Igor Donskoy, a former employee engaged in a legal battle with international firm Hogan Lovells, has been instructed to pay an additional £4,000 to the firm.

This decision comes after his claim for unfair dismissal was rejected by the employment tribunal, labeling his legal action as a ‘form of revenge.’

Donskoy had previously been directed to pay £4,000 ‘on account of unreasonable behaviour’ following the firm’s successful application to strike out his case.

Despite Donskoy’s assertion that he was disadvantaged in the initial hearing due to a lack of translation assistance as a native Russian speaker, employment judge Kelly deemed the proceedings fair.

Judge Kelly stated that the absence of an interpreter did not compromise the fairness of the hearing, emphasising that Donskoy “fully understood” and effectively engaged with all the issues raised.
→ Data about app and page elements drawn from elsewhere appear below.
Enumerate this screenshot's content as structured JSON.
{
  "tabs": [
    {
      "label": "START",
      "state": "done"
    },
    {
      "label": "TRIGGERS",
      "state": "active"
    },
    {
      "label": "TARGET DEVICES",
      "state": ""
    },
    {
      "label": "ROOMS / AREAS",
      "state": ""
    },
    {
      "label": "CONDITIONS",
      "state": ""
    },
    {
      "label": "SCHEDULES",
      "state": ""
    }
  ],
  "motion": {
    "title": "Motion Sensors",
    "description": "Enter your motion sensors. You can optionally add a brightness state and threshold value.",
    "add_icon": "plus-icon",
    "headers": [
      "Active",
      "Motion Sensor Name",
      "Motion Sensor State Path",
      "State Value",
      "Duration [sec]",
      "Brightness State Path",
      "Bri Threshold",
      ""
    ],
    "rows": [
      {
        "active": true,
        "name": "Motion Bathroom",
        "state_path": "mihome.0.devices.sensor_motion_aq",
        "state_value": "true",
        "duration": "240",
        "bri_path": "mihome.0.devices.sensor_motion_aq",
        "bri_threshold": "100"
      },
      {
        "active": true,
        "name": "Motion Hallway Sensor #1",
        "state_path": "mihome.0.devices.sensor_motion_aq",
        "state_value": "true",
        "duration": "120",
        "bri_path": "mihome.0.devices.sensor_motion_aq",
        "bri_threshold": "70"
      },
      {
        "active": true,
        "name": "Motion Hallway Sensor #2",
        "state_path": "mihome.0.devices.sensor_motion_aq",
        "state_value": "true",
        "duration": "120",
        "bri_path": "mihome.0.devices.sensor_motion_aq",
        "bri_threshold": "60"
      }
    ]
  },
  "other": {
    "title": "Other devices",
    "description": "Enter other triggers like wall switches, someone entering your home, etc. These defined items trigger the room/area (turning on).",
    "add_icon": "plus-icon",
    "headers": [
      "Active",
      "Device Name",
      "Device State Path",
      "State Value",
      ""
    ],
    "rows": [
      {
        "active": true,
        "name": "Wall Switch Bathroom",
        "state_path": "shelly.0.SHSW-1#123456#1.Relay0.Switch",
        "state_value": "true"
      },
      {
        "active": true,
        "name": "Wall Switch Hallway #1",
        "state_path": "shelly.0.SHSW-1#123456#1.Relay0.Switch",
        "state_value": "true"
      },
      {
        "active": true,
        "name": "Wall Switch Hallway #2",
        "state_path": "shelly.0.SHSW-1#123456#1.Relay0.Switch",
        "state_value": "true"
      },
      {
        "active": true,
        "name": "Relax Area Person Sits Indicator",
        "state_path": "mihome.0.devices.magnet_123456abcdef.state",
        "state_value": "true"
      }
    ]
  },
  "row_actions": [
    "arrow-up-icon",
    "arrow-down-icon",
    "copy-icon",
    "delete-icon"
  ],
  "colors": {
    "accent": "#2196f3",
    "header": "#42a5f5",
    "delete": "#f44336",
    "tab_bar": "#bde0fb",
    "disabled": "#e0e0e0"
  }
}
The reconsideration request revealed that an interpreter was present during the hearing, and at times, Donskoy chose to respond to questions in English without assistance.

Donskoy’s conduct was deemed “unreasonable”

Donskoy, who claimed language barriers affected his case, was noted in his CV as fluent in English, having worked for 13 employers in the UK, including a stint as a locum lawyer. The judge dismissed Donskoy’s language-related concerns as an “unmeritorious attempt to try and find fault” with the initial hearing.

The judgment emphasised that even if Donskoy’s facts were proven at a final hearing, his claim “could not succeed,” as he had no basis to believe he could make a disclosure. The judge suggested that withdrawing the claim would have been the appropriate course of action instead of persisting in a “hopeless cause.”

Furthermore, the judge characterised Donskoy’s conduct as “unreasonable” and perceived it as an attempt to cause maximum disruption, possibly with the aim of securing a settlement or seeking revenge for his dismissal. Hogan Lovells revealed that the reconsideration request was handled by the firm at a cost of £1,140 per hour, a fee deemed “unrealistic to recover” for employment tribunal proceedings between parties.

 

 

 

 

Amelia Brand is the Editor for HRreview, and host of the HR in Review podcast series. With a Master’s degree in Legal and Political Theory, her particular interests within HR include employment law, DE&I, and wellbeing within the workplace. Prior to working with HRreview, Amelia was Sub-Editor of a magazine, and Editor of the Environmental Justice Project at the University College London, writing and overseeing articles into UCL’s weekly newsletter. Her previous academic work has focused on philosophy, politics and law, with a special focus on how artificial intelligence will feature in the future.